Work instructions:
Only the pictures are to be omitted; every entry beneath should otherwise be duplicated exactly.

App and web page records:
━━━

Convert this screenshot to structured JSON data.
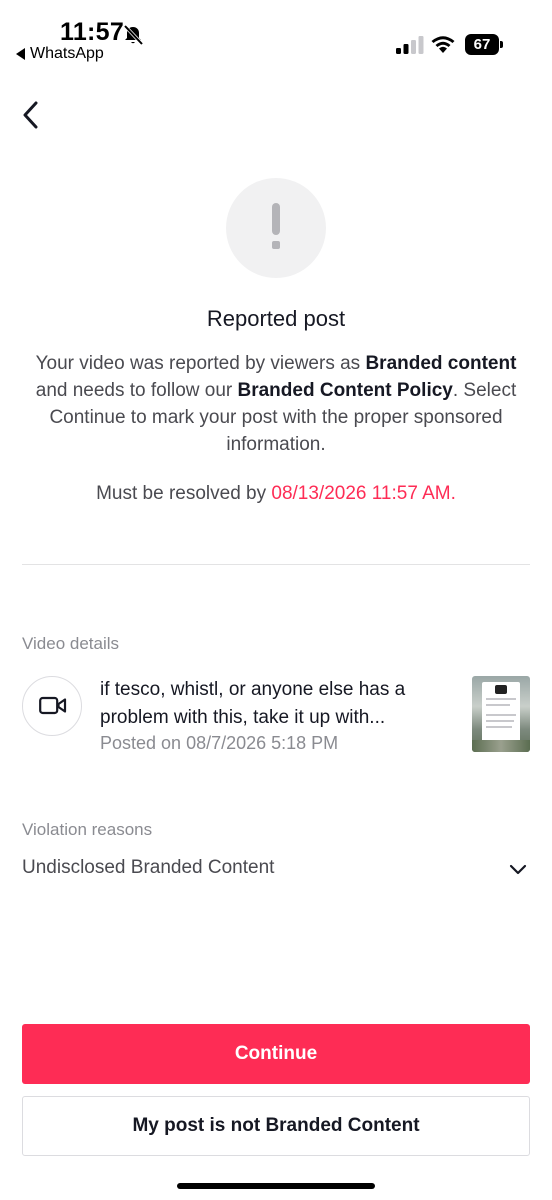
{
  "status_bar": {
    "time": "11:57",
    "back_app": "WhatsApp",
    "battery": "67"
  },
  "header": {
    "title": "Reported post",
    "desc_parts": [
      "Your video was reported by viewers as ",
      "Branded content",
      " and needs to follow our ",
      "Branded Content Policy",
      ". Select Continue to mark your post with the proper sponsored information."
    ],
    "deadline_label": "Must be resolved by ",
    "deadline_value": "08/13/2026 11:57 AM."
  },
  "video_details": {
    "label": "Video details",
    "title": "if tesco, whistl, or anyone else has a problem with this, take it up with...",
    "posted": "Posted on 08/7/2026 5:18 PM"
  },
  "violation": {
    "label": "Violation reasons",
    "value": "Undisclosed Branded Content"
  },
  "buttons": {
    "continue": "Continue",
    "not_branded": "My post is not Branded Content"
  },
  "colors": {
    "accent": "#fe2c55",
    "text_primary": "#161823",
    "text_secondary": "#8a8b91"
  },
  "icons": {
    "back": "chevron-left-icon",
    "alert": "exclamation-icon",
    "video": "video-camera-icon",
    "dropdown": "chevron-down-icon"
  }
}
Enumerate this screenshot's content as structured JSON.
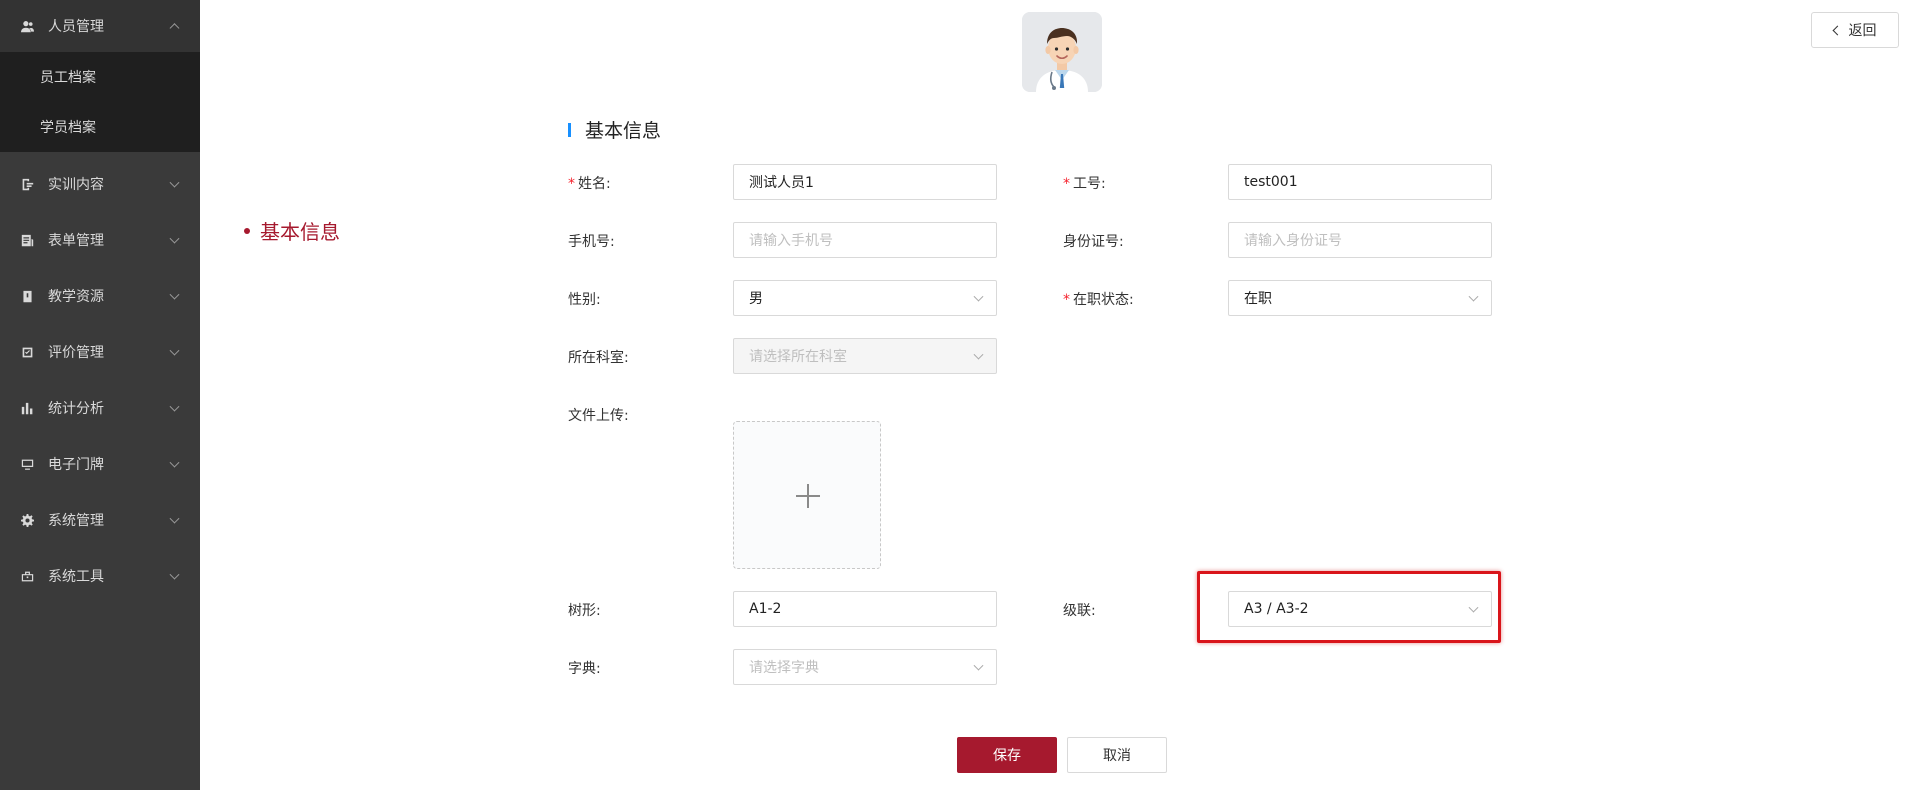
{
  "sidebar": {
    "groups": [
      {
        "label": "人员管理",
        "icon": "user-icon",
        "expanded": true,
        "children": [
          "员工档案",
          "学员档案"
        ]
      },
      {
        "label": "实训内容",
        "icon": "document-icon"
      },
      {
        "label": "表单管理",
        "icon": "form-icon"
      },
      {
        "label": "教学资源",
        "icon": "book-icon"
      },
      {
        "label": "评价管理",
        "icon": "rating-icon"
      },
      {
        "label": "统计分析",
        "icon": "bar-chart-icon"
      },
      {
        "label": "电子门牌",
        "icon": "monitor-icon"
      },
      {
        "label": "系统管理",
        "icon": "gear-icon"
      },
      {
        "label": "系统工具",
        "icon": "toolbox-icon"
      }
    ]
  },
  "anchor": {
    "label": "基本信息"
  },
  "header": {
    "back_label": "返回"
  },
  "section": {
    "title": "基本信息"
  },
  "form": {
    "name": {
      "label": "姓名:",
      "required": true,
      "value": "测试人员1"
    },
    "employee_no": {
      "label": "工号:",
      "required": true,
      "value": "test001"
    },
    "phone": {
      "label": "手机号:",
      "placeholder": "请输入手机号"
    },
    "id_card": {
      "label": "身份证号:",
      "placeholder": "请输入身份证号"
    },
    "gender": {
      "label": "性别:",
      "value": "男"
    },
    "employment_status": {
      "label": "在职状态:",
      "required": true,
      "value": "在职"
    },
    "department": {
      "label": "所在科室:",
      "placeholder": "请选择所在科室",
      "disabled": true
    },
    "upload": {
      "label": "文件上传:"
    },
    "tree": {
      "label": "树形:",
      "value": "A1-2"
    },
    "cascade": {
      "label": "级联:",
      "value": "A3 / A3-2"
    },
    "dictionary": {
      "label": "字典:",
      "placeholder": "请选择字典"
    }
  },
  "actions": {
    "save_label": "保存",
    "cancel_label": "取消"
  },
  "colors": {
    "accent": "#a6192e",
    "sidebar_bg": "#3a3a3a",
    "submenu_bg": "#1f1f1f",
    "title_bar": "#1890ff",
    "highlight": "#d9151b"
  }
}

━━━

Response to this exercise:
Convert this screenshot to structured JSON data.
{
  "status_bar": {
    "time": "11:57",
    "back_app": "WhatsApp",
    "battery": "67"
  },
  "header": {
    "title": "Reported post",
    "desc_parts": [
      "Your video was reported by viewers as ",
      "Branded content",
      " and needs to follow our ",
      "Branded Content Policy",
      ". Select Continue to mark your post with the proper sponsored information."
    ],
    "deadline_label": "Must be resolved by ",
    "deadline_value": "08/13/2026 11:57 AM."
  },
  "video_details": {
    "label": "Video details",
    "title": "if tesco, whistl, or anyone else has a problem with this, take it up with...",
    "posted": "Posted on 08/7/2026 5:18 PM"
  },
  "violation": {
    "label": "Violation reasons",
    "value": "Undisclosed Branded Content"
  },
  "buttons": {
    "continue": "Continue",
    "not_branded": "My post is not Branded Content"
  },
  "colors": {
    "accent": "#fe2c55",
    "text_primary": "#161823",
    "text_secondary": "#8a8b91"
  },
  "icons": {
    "back": "chevron-left-icon",
    "alert": "exclamation-icon",
    "video": "video-camera-icon",
    "dropdown": "chevron-down-icon"
  }
}
Enumerate this screenshot's content as structured JSON.
{
  "sidebar": {
    "groups": [
      {
        "label": "人员管理",
        "icon": "user-icon",
        "expanded": true,
        "children": [
          "员工档案",
          "学员档案"
        ]
      },
      {
        "label": "实训内容",
        "icon": "document-icon"
      },
      {
        "label": "表单管理",
        "icon": "form-icon"
      },
      {
        "label": "教学资源",
        "icon": "book-icon"
      },
      {
        "label": "评价管理",
        "icon": "rating-icon"
      },
      {
        "label": "统计分析",
        "icon": "bar-chart-icon"
      },
      {
        "label": "电子门牌",
        "icon": "monitor-icon"
      },
      {
        "label": "系统管理",
        "icon": "gear-icon"
      },
      {
        "label": "系统工具",
        "icon": "toolbox-icon"
      }
    ]
  },
  "anchor": {
    "label": "基本信息"
  },
  "header": {
    "back_label": "返回"
  },
  "section": {
    "title": "基本信息"
  },
  "form": {
    "name": {
      "label": "姓名:",
      "required": true,
      "value": "测试人员1"
    },
    "employee_no": {
      "label": "工号:",
      "required": true,
      "value": "test001"
    },
    "phone": {
      "label": "手机号:",
      "placeholder": "请输入手机号"
    },
    "id_card": {
      "label": "身份证号:",
      "placeholder": "请输入身份证号"
    },
    "gender": {
      "label": "性别:",
      "value": "男"
    },
    "employment_status": {
      "label": "在职状态:",
      "required": true,
      "value": "在职"
    },
    "department": {
      "label": "所在科室:",
      "placeholder": "请选择所在科室",
      "disabled": true
    },
    "upload": {
      "label": "文件上传:"
    },
    "tree": {
      "label": "树形:",
      "value": "A1-2"
    },
    "cascade": {
      "label": "级联:",
      "value": "A3 / A3-2"
    },
    "dictionary": {
      "label": "字典:",
      "placeholder": "请选择字典"
    }
  },
  "actions": {
    "save_label": "保存",
    "cancel_label": "取消"
  },
  "colors": {
    "accent": "#a6192e",
    "sidebar_bg": "#3a3a3a",
    "submenu_bg": "#1f1f1f",
    "title_bar": "#1890ff",
    "highlight": "#d9151b"
  }
}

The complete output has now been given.